A Boy and His Blob: Trouble on Blobolonia was released for the original Nintendo Entertainment System in 1989, developed by David Crane of Pitfall fame. Despite some rough edges, the game’s massive interconnected worlds and puzzles–solved by the titular boy feeding the titular blob jellybeans to shapeshift it into useful things like ladders and umbrellas–were a hit with audiences, and the game is fondly remembered today. So much so, in fact, that after years of failed attempts to make a sequel, developer WayForward Technologies acquired the rights to remake the game in 2009. Ditching the original’s teen hero and 1960s rock aesthetic, the new A Boy and His Blob aimed for a simple, heartwarming hand-drawn style with a young protagonist and even a button dedicated to nothing but giving his squishy companion a hug. The game garnered good reviews and sales were steady, paving the way forward for WayForward to continue reinventing other classic long-dormant titles like DuckTales, Double Dragon, and its own Shantae.
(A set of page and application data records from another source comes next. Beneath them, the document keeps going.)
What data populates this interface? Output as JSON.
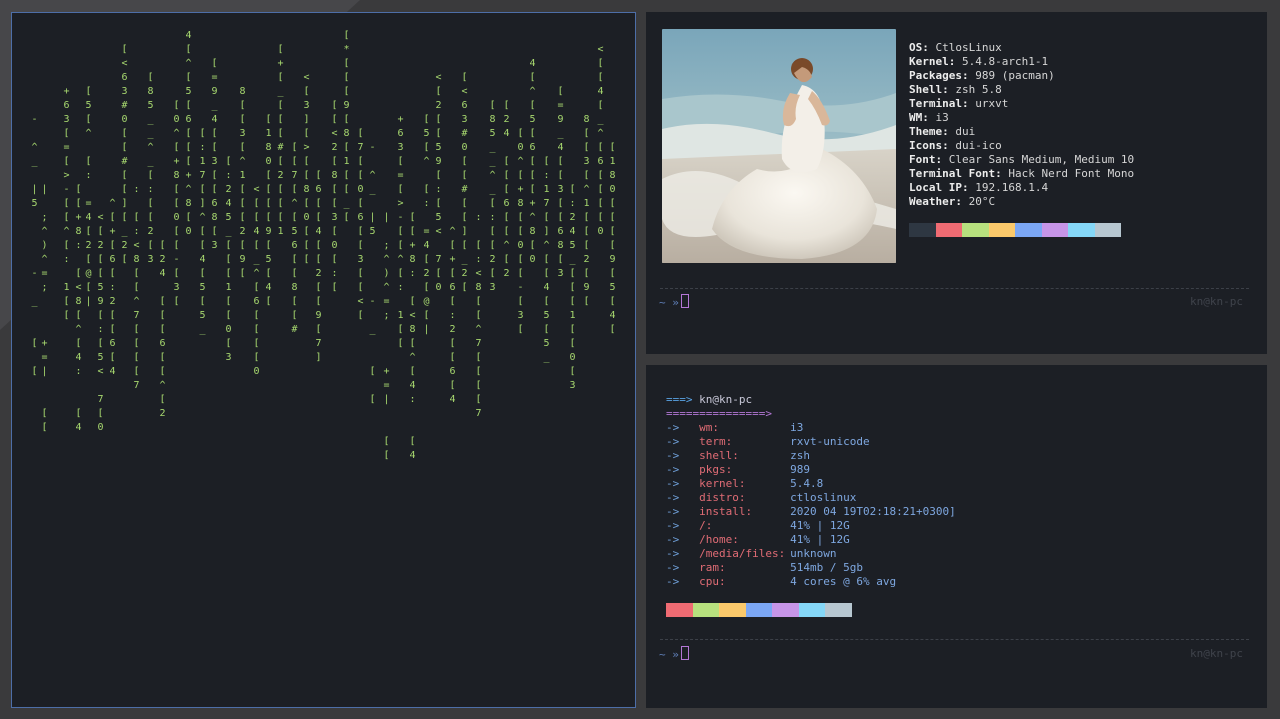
{
  "colors": {
    "accent_blue": "#4d6ea8",
    "matrix_green": "#a7d86f",
    "palette": [
      "#2e3742",
      "#ef6b73",
      "#b7e07e",
      "#fbc96b",
      "#7ba7f5",
      "#c795e8",
      "#85d7f7",
      "#b7c7d1"
    ],
    "palette2": [
      "#ef6b73",
      "#b7e07e",
      "#fbc96b",
      "#7ba7f5",
      "#c795e8",
      "#85d7f7",
      "#b7c7d1"
    ]
  },
  "matrix": {
    "columns": [
      "      -  ^ _  | 5     -  _   [  [",
      "    |  ; ^ ) ^ = ;    + = |   [ [",
      "  + 6 3 [ = [ > - [ [ ^ [ :  1 [ [",
      "  [ [ + 8 :  [ < 8 [ ^ [ 4 :   [ 4",
      "[ 5 [ ^  [ :  = 4 [ 2 [ @ [ |",
      "  < [ 2 [ [ 5 9 [ : [ 5 <  7 [ 0",
      "      ^ [ + [ 6 [ : 2 [ [ 6 [ 4",
      "[ < 6 3 # 0 [ [ # [ [ ] [ _ 2 [",
      "   :  [ : < 8 [ [ ^ 7 [ [ [ [ 7",
      "[ 8 5 _ _ ^ _ [ : [ [ 2 [ 3",
      "     [ 2 4  [ [ [ 6 [ [ ^ [ 2",
      "[ 0 ^ [ + 8 [ [ 0 [ [ - [ 3 [",
      "4 [ ^ [ 5 [ 6 [ [ [ + ^ 8 [ 0",
      "[ : 1 7 [ ] ^ [ [ 4 [ 5 [ 5 _",
      "[ = 9 _ 4 [ [ 3 [ [ 6 8 [ 3",
      "[ : 2 4 5 _ [ [ [ 1 [ [ 0 [ 3",
      "8 [ [ 3 [ ^ 1 [ [ [ 2 [ 9 [",
      "< [ [ 4 [ _ ^ [ 6 [ [ [ [ 0",
      "[ 1 8 0 [ [ [ [ 9 [ 5 [ 4 [",
      "[ + [ _ [ [ [ # [ 2 [ [ [ 1",
      "[ [ 7 [ ^ [ 5 6 [ [ 8 [ [ #",
      "< [ 3 ] [ > [ [ 8 [ 0 [ [ [",
      "[ 6 [ [ 4 [ [ 2 [ [ 9 [ 7 ]",
      "[ [ < 2 [ 8 [ [ 3 [ 0 [ : [",
      "[ * [ [ [ 9 [ 8 [ 1 [ [ _ [",
      "[ 7 [ [ 0 [ 6 [ [ 3 [ [ < ["
    ]
  },
  "neofetch": {
    "rows": [
      {
        "key": "OS",
        "value": "CtlosLinux"
      },
      {
        "key": "Kernel",
        "value": "5.4.8-arch1-1"
      },
      {
        "key": "Packages",
        "value": "989 (pacman)"
      },
      {
        "key": "Shell",
        "value": "zsh 5.8"
      },
      {
        "key": "Terminal",
        "value": "urxvt"
      },
      {
        "key": "WM",
        "value": "i3"
      },
      {
        "key": "Theme",
        "value": "dui"
      },
      {
        "key": "Icons",
        "value": "dui-ico"
      },
      {
        "key": "Font",
        "value": "Clear Sans Medium, Medium 10"
      },
      {
        "key": "Terminal Font",
        "value": "Hack Nerd Font Mono"
      },
      {
        "key": "Local IP",
        "value": "192.168.1.4"
      },
      {
        "key": "Weather",
        "value": "20°C"
      }
    ],
    "prompt": "~ »",
    "host": "kn@kn-pc"
  },
  "fetch": {
    "header_arrow": "===>",
    "header_user": "kn@kn-pc",
    "underline": "===============>",
    "rows": [
      {
        "key": "wm:",
        "value": "i3"
      },
      {
        "key": "term:",
        "value": "rxvt-unicode"
      },
      {
        "key": "shell:",
        "value": "zsh"
      },
      {
        "key": "pkgs:",
        "value": "989"
      },
      {
        "key": "kernel:",
        "value": "5.4.8"
      },
      {
        "key": "distro:",
        "value": "ctloslinux"
      },
      {
        "key": "install:",
        "value": "2020 04 19T02:18:21+0300]"
      },
      {
        "key": "/:",
        "value": "41% | 12G"
      },
      {
        "key": "/home:",
        "value": "41% | 12G"
      },
      {
        "key": "/media/files:",
        "value": "unknown"
      },
      {
        "key": "ram:",
        "value": "514mb / 5gb"
      },
      {
        "key": "cpu:",
        "value": "4 cores @ 6% avg"
      }
    ],
    "arrow": "->",
    "prompt": "~ »",
    "host": "kn@kn-pc"
  }
}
Rather than turning to their in-house composer and audio director Jake Kaufman, WayForward director Sean Velasco sought out composer and producer Daniel Sadowski for A Boy and His Blob. Sadowski had film, video game, and remixing credits to his name (notably rearranging a number of classic “retro” sounds for the Best of the Best video game arrangement CD) and was a passionate fan of the original game. Despite the project calling for a “softer” sound than many of his other works, the composer joined the project without hesitation.
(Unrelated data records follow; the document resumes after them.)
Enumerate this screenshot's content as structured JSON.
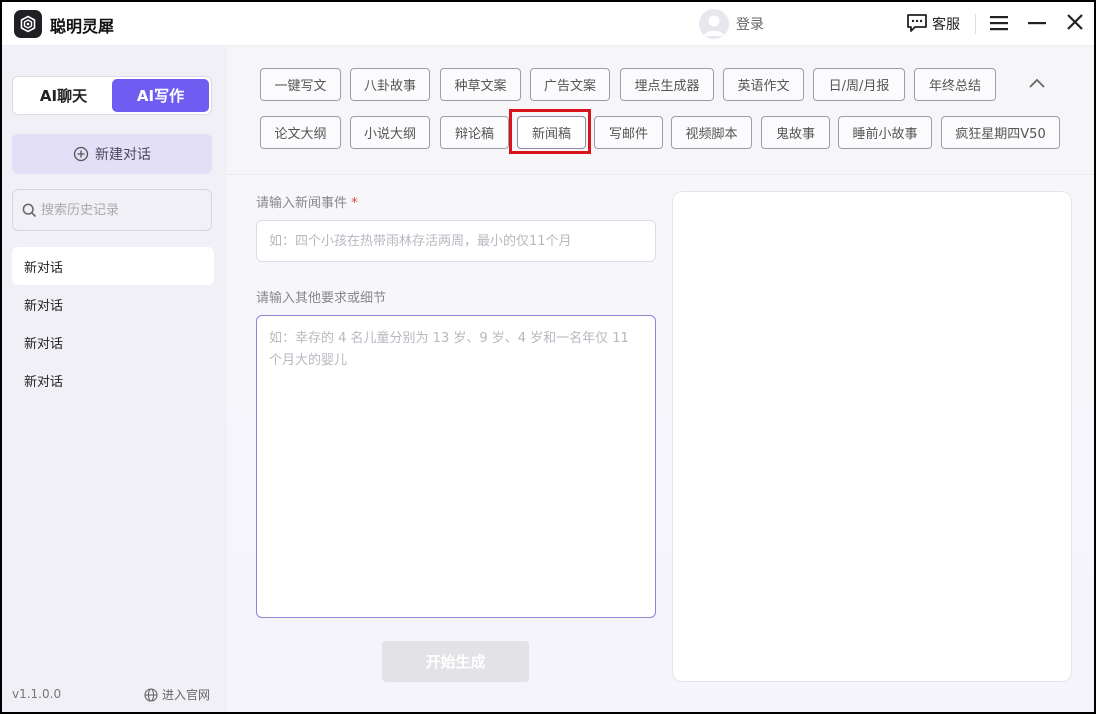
{
  "app": {
    "title": "聪明灵犀"
  },
  "titlebar": {
    "login_label": "登录",
    "service_label": "客服"
  },
  "sidebar": {
    "mode_chat": "AI聊天",
    "mode_write": "AI写作",
    "new_chat_label": "新建对话",
    "search_placeholder": "搜索历史记录",
    "history": [
      "新对话",
      "新对话",
      "新对话",
      "新对话"
    ],
    "version": "v1.1.0.0",
    "website_label": "进入官网"
  },
  "tags": {
    "row1": [
      "一键写文",
      "八卦故事",
      "种草文案",
      "广告文案",
      "埋点生成器",
      "英语作文",
      "日/周/月报",
      "年终总结"
    ],
    "row2": [
      "论文大纲",
      "小说大纲",
      "辩论稿",
      "新闻稿",
      "写邮件",
      "视频脚本",
      "鬼故事",
      "睡前小故事",
      "疯狂星期四V50"
    ],
    "selected": "新闻稿"
  },
  "form": {
    "event_label": "请输入新闻事件",
    "required_mark": "*",
    "event_placeholder": "如：四个小孩在热带雨林存活两周，最小的仅11个月",
    "detail_label": "请输入其他要求或细节",
    "detail_placeholder": "如：幸存的 4 名儿童分别为 13 岁、9 岁、4 岁和一名年仅 11 个月大的婴儿",
    "generate_label": "开始生成"
  },
  "colors": {
    "accent": "#6f5df2",
    "highlight": "#d7141c"
  }
}
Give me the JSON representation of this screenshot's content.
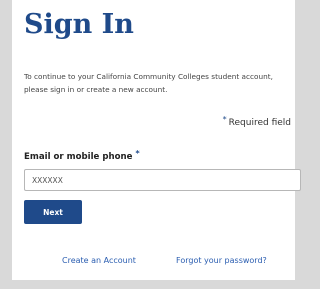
{
  "page": {
    "title": "Sign In",
    "intro": "To continue to your California Community Colleges student account, please sign in or create a new account.",
    "required_star": "*",
    "required_note": "Required field"
  },
  "form": {
    "email_label": "Email or mobile phone",
    "email_value": "XXXXXX",
    "next_label": "Next"
  },
  "links": {
    "create_account": "Create an Account",
    "forgot_password": "Forgot your password?"
  },
  "colors": {
    "brand": "#1f4a8a",
    "link": "#2a5db0",
    "background": "#d9d9d9"
  }
}
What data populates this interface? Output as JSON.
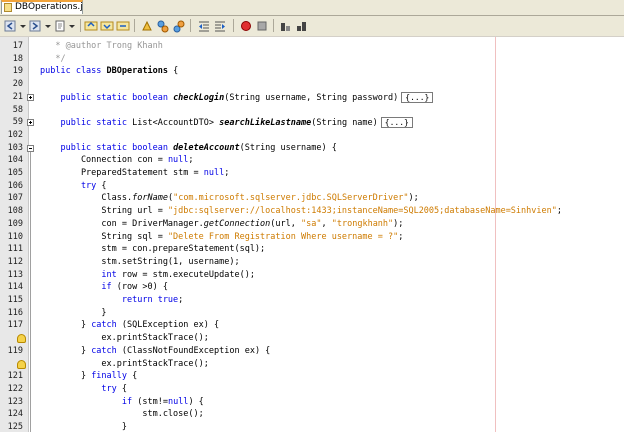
{
  "tab": {
    "label": "DBOperations.java"
  },
  "toolbar": {
    "buttons": [
      "back-icon",
      "forward-icon",
      "last-edit-icon",
      "find-previous-icon",
      "find-next-icon",
      "find-selection-icon",
      "toggle-highlight-icon",
      "previous-bookmark-icon",
      "next-bookmark-icon",
      "toggle-bookmark-icon",
      "shift-left-icon",
      "shift-right-icon",
      "start-macro-icon",
      "stop-macro-icon",
      "comment-icon",
      "uncomment-icon"
    ]
  },
  "editor": {
    "lines": [
      {
        "num": "17",
        "fold": "",
        "hint": false,
        "segments": [
          {
            "t": "   * ",
            "c": "cmt"
          },
          {
            "t": "@author",
            "c": "cmt"
          },
          {
            "t": " Trong Khanh",
            "c": "cmt"
          }
        ]
      },
      {
        "num": "18",
        "fold": "",
        "hint": false,
        "segments": [
          {
            "t": "   */",
            "c": "cmt"
          }
        ]
      },
      {
        "num": "19",
        "fold": "",
        "hint": false,
        "segments": [
          {
            "t": "public class ",
            "c": "kw"
          },
          {
            "t": "DBOperations",
            "c": "b"
          },
          {
            "t": " {",
            "c": ""
          }
        ]
      },
      {
        "num": "20",
        "fold": "",
        "hint": false,
        "segments": []
      },
      {
        "num": "21",
        "fold": "plus",
        "hint": false,
        "segments": [
          {
            "t": "    public static boolean ",
            "c": "kw"
          },
          {
            "t": "checkLogin",
            "c": "b it"
          },
          {
            "t": "(String username, String password)",
            "c": ""
          },
          {
            "t": "{...}",
            "c": "box"
          }
        ]
      },
      {
        "num": "58",
        "fold": "",
        "hint": false,
        "segments": []
      },
      {
        "num": "59",
        "fold": "plus",
        "hint": false,
        "segments": [
          {
            "t": "    public static ",
            "c": "kw"
          },
          {
            "t": "List<AccountDTO> ",
            "c": ""
          },
          {
            "t": "searchLikeLastname",
            "c": "b it"
          },
          {
            "t": "(String name)",
            "c": ""
          },
          {
            "t": "{...}",
            "c": "box"
          }
        ]
      },
      {
        "num": "102",
        "fold": "",
        "hint": false,
        "segments": []
      },
      {
        "num": "103",
        "fold": "minus",
        "hint": false,
        "segments": [
          {
            "t": "    public static boolean ",
            "c": "kw"
          },
          {
            "t": "deleteAccount",
            "c": "b it"
          },
          {
            "t": "(String username) {",
            "c": ""
          }
        ]
      },
      {
        "num": "104",
        "fold": "",
        "hint": false,
        "segments": [
          {
            "t": "        Connection con = ",
            "c": ""
          },
          {
            "t": "null",
            "c": "kw"
          },
          {
            "t": ";",
            "c": ""
          }
        ]
      },
      {
        "num": "105",
        "fold": "",
        "hint": false,
        "segments": [
          {
            "t": "        PreparedStatement stm = ",
            "c": ""
          },
          {
            "t": "null",
            "c": "kw"
          },
          {
            "t": ";",
            "c": ""
          }
        ]
      },
      {
        "num": "106",
        "fold": "",
        "hint": false,
        "segments": [
          {
            "t": "        try",
            "c": "kw"
          },
          {
            "t": " {",
            "c": ""
          }
        ]
      },
      {
        "num": "107",
        "fold": "",
        "hint": false,
        "segments": [
          {
            "t": "            Class.",
            "c": ""
          },
          {
            "t": "forName",
            "c": "it"
          },
          {
            "t": "(",
            "c": ""
          },
          {
            "t": "\"com.microsoft.sqlserver.jdbc.SQLServerDriver\"",
            "c": "str"
          },
          {
            "t": ");",
            "c": ""
          }
        ]
      },
      {
        "num": "108",
        "fold": "",
        "hint": false,
        "segments": [
          {
            "t": "            String url = ",
            "c": ""
          },
          {
            "t": "\"jdbc:sqlserver://localhost:1433;instanceName=SQL2005;databaseName=Sinhvien\"",
            "c": "str"
          },
          {
            "t": ";",
            "c": ""
          }
        ]
      },
      {
        "num": "109",
        "fold": "",
        "hint": false,
        "segments": [
          {
            "t": "            con = DriverManager.",
            "c": ""
          },
          {
            "t": "getConnection",
            "c": "it"
          },
          {
            "t": "(url, ",
            "c": ""
          },
          {
            "t": "\"sa\"",
            "c": "str"
          },
          {
            "t": ", ",
            "c": ""
          },
          {
            "t": "\"trongkhanh\"",
            "c": "str"
          },
          {
            "t": ");",
            "c": ""
          }
        ]
      },
      {
        "num": "110",
        "fold": "",
        "hint": false,
        "segments": [
          {
            "t": "            String sql = ",
            "c": ""
          },
          {
            "t": "\"Delete From Registration Where username = ?\"",
            "c": "str"
          },
          {
            "t": ";",
            "c": ""
          }
        ]
      },
      {
        "num": "111",
        "fold": "",
        "hint": false,
        "segments": [
          {
            "t": "            stm = con.prepareStatement(sql);",
            "c": ""
          }
        ]
      },
      {
        "num": "112",
        "fold": "",
        "hint": false,
        "segments": [
          {
            "t": "            stm.setString(1, username);",
            "c": ""
          }
        ]
      },
      {
        "num": "113",
        "fold": "",
        "hint": false,
        "segments": [
          {
            "t": "            int",
            "c": "kw"
          },
          {
            "t": " row = stm.executeUpdate();",
            "c": ""
          }
        ]
      },
      {
        "num": "114",
        "fold": "",
        "hint": false,
        "segments": [
          {
            "t": "            if",
            "c": "kw"
          },
          {
            "t": " (row >0) {",
            "c": ""
          }
        ]
      },
      {
        "num": "115",
        "fold": "",
        "hint": false,
        "segments": [
          {
            "t": "                return true",
            "c": "kw"
          },
          {
            "t": ";",
            "c": ""
          }
        ]
      },
      {
        "num": "116",
        "fold": "",
        "hint": false,
        "segments": [
          {
            "t": "            }",
            "c": ""
          }
        ]
      },
      {
        "num": "117",
        "fold": "",
        "hint": false,
        "segments": [
          {
            "t": "        } ",
            "c": ""
          },
          {
            "t": "catch",
            "c": "kw"
          },
          {
            "t": " (SQLException ex) {",
            "c": ""
          }
        ]
      },
      {
        "num": "",
        "fold": "",
        "hint": true,
        "segments": [
          {
            "t": "            ex.printStackTrace();",
            "c": ""
          }
        ]
      },
      {
        "num": "119",
        "fold": "",
        "hint": false,
        "segments": [
          {
            "t": "        } ",
            "c": ""
          },
          {
            "t": "catch",
            "c": "kw"
          },
          {
            "t": " (ClassNotFoundException ex) {",
            "c": ""
          }
        ]
      },
      {
        "num": "",
        "fold": "",
        "hint": true,
        "segments": [
          {
            "t": "            ex.printStackTrace();",
            "c": ""
          }
        ]
      },
      {
        "num": "121",
        "fold": "",
        "hint": false,
        "segments": [
          {
            "t": "        } ",
            "c": ""
          },
          {
            "t": "finally",
            "c": "kw"
          },
          {
            "t": " {",
            "c": ""
          }
        ]
      },
      {
        "num": "122",
        "fold": "",
        "hint": false,
        "segments": [
          {
            "t": "            try",
            "c": "kw"
          },
          {
            "t": " {",
            "c": ""
          }
        ]
      },
      {
        "num": "123",
        "fold": "",
        "hint": false,
        "segments": [
          {
            "t": "                if",
            "c": "kw"
          },
          {
            "t": " (stm!=",
            "c": ""
          },
          {
            "t": "null",
            "c": "kw"
          },
          {
            "t": ") {",
            "c": ""
          }
        ]
      },
      {
        "num": "124",
        "fold": "",
        "hint": false,
        "segments": [
          {
            "t": "                    stm.close();",
            "c": ""
          }
        ]
      },
      {
        "num": "125",
        "fold": "",
        "hint": false,
        "segments": [
          {
            "t": "                }",
            "c": ""
          }
        ]
      }
    ]
  }
}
Sadowski’s score is a largely made up of original music, but it does include several upgraded arrangements of Mark van Hecke’s compositions for the original NES game (which was itself rather impressively engineered for 1989). “The City March” combines the first level and second level music from Trouble on Blobonia into a single track, and Sadowski gives it a bright, faithful arrangement accented by pizzicato strings and castanets while stripping the music of some of the more dodgy Indiana Jones references that bedeviled the original. The first part of the concluding “A Medley of Credits” offers an even further upgraded version of the music, and both arrangements swap out the rock ‘n’ roll feel of the original for a straightforward orchestral sound.
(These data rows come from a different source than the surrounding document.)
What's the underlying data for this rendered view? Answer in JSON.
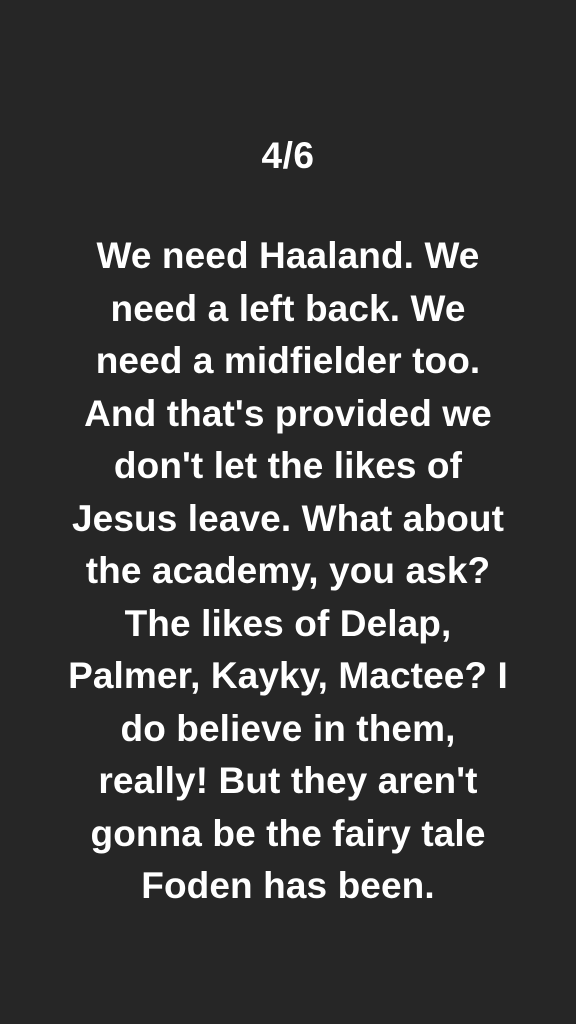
{
  "story": {
    "page_indicator": "4/6",
    "lines": [
      "We need Haaland. We",
      "need a left back. We",
      "need a midfielder too.",
      "And that's provided we",
      "don't let the likes of",
      "Jesus leave. What about",
      "the academy, you ask?",
      "The likes of Delap,",
      "Palmer, Kayky, Mactee? I",
      "do believe in them,",
      "really! But they aren't",
      "gonna be the fairy tale",
      "Foden has been."
    ]
  },
  "colors": {
    "background": "#262626",
    "text": "#ffffff"
  }
}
The all-new theme for the game is introduced in “Main Theme” in counterpoint and conversation with a remixed excerpt of van Hecke’s music; the melody’s a potent one, and it really comes into its own in the following tracks. “Home Sweet Home” places it in a piano and mallet percussion context of almost unbearable downbeat sadness and beauty, while “Forest Greens” places it in a more upbeat and optimistic context spruced up by a light synth choir and more pizzicato. It winds through nearly ever context on the album, never losing its lovely but sad edge, and is even incorporated into a nice song at the album’s end with vocals by Bethany Mosley and lyrics by producer Velasco.
A number of original melodies cop up as well, like the beautiful woodwind “Shaded Plains,” which uses the main theme as a gorgeous interlude replete with chimes. But the pick of the album’s tracks is unquestionably “Subterra,” which offers soft keyboarding and orchestral accents performing a melody that’s equal parts smooth, synth, and sad (with fragments of the main theme interpolated to boot). A satisfying acoustic guitar arrangement of “Subterra” makes up a portion of “A Medley of Credits” as well, though this only serves to make listeners want more of the theme.
Sadowski’s music does have its issues. Action tracks that were a late addition to the game’s soundtrack like “Gears of Blob” and “Into the Citadel” are rather mundane in their straightforwardness and lack the spark of the music’s earlier highlights. But by far the biggest problem with the album is one of production; none of the themes are looped as they are in the game, fading out after only a single airing. This makes for a frustrating listen, since the music is more then good enough to sustain the industry standard two loops, and the resulting 40-minute album had 30 short tracks when it could have easily sustained twice that length. There are also a few tracks that have nighttime insect sound effects smothering the music; your tolerance of ambient noise in your music will determine your reaction to them.
Even with those problems, Sadowski’s A Boy and His Blob is exceptionally engaging for most of its length, making the best of the tools available to the composer to create something that is both affecting and joyous, much like the game itself strove to be. The album is available digitally as an iTunes exclusive, and while fuller fan rips of the music exist, the music was downsampled for the Wii platform and the muddiness that comes with that makes it unacceptable. Frustrations on the album production aside, A Boy and His Blob is not to be missed.